[Opening Records supplied section]

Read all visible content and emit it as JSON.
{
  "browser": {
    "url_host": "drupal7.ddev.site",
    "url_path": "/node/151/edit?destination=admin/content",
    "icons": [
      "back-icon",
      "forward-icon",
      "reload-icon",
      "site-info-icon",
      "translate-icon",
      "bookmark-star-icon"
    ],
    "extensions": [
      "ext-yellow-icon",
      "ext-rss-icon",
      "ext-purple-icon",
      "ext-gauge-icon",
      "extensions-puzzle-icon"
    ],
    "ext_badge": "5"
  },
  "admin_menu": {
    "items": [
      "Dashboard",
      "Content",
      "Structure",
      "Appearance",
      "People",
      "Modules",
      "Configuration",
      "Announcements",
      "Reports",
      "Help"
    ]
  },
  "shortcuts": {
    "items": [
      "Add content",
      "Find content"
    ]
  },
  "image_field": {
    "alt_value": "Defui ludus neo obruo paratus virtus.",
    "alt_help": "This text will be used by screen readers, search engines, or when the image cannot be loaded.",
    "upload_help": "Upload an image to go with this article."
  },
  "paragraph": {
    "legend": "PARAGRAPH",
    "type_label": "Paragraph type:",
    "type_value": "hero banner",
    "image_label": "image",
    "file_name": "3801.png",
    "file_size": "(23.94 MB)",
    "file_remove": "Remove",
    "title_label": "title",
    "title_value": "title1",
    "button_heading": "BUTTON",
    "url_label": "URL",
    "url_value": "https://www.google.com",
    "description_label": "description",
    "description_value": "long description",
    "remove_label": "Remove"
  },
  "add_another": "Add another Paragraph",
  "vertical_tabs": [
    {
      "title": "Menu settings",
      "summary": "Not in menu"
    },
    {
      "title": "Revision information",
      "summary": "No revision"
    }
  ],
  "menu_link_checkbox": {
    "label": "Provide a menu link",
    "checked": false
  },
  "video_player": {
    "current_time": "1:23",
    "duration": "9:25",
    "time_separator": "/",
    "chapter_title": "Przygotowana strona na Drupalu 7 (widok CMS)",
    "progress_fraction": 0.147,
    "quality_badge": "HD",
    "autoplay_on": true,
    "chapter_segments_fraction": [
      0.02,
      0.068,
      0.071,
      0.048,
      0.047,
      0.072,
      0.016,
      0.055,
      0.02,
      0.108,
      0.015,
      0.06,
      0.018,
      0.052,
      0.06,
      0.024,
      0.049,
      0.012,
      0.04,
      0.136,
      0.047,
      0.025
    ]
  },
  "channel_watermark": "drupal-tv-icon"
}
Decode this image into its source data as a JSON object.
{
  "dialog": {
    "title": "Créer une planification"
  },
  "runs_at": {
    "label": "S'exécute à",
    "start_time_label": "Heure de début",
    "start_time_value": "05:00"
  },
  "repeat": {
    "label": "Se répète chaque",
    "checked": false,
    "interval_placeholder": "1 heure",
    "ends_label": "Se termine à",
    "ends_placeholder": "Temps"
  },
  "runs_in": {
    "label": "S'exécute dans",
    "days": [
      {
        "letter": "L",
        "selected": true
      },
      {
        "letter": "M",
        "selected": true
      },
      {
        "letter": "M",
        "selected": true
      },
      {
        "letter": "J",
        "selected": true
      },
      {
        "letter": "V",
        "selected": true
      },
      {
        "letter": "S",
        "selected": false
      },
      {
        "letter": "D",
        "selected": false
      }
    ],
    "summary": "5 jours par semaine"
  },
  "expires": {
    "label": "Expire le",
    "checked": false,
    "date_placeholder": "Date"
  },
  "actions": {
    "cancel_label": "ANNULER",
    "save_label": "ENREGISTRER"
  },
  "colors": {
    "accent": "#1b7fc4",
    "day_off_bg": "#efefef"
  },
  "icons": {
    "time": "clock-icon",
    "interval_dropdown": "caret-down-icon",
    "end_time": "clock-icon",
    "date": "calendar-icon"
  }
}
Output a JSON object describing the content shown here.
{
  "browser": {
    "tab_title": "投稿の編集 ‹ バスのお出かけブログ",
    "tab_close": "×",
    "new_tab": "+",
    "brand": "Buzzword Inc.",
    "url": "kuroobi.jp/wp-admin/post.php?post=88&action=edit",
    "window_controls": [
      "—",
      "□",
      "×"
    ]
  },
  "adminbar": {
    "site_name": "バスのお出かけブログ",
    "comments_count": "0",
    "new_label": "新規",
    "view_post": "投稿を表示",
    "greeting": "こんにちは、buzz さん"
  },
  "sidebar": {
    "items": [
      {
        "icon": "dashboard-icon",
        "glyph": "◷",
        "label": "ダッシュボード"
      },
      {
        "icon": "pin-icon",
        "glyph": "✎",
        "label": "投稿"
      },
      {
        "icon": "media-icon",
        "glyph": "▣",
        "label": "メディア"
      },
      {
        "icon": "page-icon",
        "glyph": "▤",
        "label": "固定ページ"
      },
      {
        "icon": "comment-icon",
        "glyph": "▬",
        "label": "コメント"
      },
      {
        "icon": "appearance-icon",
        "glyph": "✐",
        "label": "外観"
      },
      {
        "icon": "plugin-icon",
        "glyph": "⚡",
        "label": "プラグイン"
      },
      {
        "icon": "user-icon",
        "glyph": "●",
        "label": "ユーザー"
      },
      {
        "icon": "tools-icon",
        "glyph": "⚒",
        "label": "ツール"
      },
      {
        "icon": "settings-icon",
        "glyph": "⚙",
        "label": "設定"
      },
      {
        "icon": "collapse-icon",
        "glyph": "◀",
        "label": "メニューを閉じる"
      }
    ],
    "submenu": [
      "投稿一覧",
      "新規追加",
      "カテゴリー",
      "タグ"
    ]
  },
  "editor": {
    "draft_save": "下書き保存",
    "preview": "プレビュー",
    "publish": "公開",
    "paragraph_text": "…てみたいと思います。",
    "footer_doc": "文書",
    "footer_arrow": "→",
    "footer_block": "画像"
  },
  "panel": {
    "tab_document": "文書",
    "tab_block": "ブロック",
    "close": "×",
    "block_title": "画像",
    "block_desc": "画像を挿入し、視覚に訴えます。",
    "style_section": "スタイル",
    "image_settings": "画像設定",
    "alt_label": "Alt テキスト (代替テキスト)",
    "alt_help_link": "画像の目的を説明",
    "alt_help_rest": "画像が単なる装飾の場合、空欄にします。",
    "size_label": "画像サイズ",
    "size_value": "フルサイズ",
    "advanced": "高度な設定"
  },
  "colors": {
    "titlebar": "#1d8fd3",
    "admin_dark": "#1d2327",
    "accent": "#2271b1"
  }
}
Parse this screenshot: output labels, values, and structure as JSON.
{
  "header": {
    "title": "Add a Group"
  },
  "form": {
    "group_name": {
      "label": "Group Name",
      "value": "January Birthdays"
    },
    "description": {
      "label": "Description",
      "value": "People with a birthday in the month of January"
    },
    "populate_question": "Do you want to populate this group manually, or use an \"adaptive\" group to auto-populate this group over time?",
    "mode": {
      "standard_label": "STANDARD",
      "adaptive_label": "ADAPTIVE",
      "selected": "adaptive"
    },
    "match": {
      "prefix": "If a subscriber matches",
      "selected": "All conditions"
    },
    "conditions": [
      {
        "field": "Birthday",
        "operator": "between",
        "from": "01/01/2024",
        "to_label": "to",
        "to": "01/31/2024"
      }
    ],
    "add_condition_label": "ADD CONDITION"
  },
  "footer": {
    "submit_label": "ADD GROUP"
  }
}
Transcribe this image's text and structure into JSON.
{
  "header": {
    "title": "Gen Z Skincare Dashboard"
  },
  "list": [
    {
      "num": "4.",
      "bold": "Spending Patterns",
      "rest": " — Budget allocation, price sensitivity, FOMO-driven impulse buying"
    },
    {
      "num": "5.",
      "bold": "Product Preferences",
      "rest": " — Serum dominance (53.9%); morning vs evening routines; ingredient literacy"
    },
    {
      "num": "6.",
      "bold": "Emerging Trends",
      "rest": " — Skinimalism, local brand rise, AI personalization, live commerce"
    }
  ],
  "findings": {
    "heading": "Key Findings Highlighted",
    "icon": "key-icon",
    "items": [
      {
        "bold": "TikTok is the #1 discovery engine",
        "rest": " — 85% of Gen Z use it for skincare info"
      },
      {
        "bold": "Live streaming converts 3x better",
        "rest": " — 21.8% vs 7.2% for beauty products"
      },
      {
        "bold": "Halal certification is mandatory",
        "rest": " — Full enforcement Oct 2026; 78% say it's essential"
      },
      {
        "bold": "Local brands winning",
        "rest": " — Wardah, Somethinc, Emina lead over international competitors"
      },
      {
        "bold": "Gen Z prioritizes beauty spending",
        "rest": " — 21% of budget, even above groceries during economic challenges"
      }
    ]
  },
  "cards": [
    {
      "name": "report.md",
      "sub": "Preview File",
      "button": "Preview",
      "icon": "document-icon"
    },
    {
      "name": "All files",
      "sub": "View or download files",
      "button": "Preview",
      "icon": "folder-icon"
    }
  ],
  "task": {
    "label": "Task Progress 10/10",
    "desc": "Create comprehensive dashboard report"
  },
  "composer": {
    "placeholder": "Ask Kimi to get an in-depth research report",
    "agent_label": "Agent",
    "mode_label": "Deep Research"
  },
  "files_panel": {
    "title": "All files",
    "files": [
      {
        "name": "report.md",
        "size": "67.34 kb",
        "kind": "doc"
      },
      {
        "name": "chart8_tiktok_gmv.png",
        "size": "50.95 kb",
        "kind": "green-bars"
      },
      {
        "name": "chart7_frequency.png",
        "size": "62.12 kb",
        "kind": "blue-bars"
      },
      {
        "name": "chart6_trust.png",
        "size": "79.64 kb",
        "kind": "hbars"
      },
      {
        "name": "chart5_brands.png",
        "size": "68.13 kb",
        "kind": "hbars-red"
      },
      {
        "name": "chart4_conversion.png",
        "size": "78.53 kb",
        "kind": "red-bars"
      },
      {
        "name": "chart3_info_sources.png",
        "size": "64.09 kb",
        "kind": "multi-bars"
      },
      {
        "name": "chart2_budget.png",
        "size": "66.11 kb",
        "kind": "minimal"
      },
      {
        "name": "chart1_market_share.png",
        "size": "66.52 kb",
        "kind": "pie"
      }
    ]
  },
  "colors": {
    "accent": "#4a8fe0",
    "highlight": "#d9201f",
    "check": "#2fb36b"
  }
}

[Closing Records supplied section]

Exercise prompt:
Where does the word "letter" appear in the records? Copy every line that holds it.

Solution to the exercise:
        "letter": "L",
        "letter": "M",
        "letter": "M",
        "letter": "J",
        "letter": "V",
        "letter": "S",
        "letter": "D",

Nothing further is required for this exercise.